**Exercise objective**. Count up the lines in the following listing that hold the word "JSON", then give only that count.

**Excerpted records**.
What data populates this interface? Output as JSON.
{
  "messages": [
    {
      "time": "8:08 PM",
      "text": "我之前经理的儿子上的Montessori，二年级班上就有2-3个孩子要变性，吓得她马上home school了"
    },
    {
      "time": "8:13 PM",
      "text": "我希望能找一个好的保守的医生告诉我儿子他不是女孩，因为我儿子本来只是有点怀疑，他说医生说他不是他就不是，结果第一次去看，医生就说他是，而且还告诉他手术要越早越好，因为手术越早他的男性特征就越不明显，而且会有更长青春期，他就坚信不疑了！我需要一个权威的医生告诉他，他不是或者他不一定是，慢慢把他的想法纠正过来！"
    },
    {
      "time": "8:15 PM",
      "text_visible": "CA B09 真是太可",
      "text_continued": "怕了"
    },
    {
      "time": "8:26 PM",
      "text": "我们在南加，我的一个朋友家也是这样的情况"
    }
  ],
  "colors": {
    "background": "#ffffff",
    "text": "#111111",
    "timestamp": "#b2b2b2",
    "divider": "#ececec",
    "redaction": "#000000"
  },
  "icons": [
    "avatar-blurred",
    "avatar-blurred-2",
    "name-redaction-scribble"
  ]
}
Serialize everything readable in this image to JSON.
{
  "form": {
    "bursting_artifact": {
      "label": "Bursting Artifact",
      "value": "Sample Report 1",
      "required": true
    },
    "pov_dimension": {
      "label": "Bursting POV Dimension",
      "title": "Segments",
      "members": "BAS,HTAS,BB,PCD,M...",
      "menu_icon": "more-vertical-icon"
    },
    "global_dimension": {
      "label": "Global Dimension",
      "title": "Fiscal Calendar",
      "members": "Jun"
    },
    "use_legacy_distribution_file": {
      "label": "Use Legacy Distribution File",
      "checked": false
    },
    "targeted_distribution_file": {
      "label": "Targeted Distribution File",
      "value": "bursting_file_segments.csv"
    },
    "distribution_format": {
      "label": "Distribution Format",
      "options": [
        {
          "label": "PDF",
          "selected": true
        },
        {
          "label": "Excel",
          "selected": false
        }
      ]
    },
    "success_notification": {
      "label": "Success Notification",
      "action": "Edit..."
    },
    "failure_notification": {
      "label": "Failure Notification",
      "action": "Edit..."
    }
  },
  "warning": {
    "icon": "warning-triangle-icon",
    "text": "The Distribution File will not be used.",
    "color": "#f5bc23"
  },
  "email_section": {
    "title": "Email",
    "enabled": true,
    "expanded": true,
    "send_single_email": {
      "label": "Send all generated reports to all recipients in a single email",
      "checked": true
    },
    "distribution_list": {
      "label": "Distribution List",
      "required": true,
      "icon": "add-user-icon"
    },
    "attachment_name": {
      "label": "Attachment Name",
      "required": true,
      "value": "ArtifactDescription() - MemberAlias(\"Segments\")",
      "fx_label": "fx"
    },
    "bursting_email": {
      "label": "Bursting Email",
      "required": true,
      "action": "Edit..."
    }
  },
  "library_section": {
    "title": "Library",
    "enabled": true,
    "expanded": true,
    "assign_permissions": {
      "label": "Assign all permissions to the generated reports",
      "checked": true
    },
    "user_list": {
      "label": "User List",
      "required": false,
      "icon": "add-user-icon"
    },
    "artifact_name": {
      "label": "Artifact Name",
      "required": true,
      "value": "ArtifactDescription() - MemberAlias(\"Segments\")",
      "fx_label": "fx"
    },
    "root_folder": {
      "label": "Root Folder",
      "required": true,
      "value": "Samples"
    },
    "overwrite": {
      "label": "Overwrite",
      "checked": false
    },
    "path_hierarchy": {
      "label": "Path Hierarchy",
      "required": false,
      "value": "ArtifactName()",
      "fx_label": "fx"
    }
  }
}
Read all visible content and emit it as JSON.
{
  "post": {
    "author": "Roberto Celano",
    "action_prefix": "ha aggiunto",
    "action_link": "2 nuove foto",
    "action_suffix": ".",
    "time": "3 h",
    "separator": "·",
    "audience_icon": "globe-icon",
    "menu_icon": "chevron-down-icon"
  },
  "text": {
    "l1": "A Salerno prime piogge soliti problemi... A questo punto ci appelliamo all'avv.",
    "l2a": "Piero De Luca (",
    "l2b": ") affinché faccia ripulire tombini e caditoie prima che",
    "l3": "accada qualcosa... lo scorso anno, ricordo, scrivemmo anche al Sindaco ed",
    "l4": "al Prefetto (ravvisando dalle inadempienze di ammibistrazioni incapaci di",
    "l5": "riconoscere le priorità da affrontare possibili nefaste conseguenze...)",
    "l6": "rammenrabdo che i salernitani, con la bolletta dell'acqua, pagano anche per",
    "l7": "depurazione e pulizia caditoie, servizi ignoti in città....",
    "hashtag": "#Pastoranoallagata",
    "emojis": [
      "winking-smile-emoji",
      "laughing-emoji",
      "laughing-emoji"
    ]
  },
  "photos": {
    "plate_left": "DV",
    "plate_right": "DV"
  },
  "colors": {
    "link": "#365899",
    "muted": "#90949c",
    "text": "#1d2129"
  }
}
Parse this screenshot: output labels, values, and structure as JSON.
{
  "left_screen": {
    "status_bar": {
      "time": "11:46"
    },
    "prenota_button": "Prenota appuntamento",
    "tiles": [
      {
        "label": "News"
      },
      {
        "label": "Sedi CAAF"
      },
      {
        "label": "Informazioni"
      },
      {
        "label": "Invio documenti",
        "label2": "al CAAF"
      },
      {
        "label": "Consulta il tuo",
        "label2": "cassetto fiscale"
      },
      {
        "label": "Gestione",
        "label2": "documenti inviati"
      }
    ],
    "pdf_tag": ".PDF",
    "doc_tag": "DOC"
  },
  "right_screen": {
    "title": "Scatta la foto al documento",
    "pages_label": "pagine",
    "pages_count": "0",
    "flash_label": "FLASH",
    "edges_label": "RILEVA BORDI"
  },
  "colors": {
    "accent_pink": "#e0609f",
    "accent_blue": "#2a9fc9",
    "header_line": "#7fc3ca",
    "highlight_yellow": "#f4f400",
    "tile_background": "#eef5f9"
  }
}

**Exercise result**. 4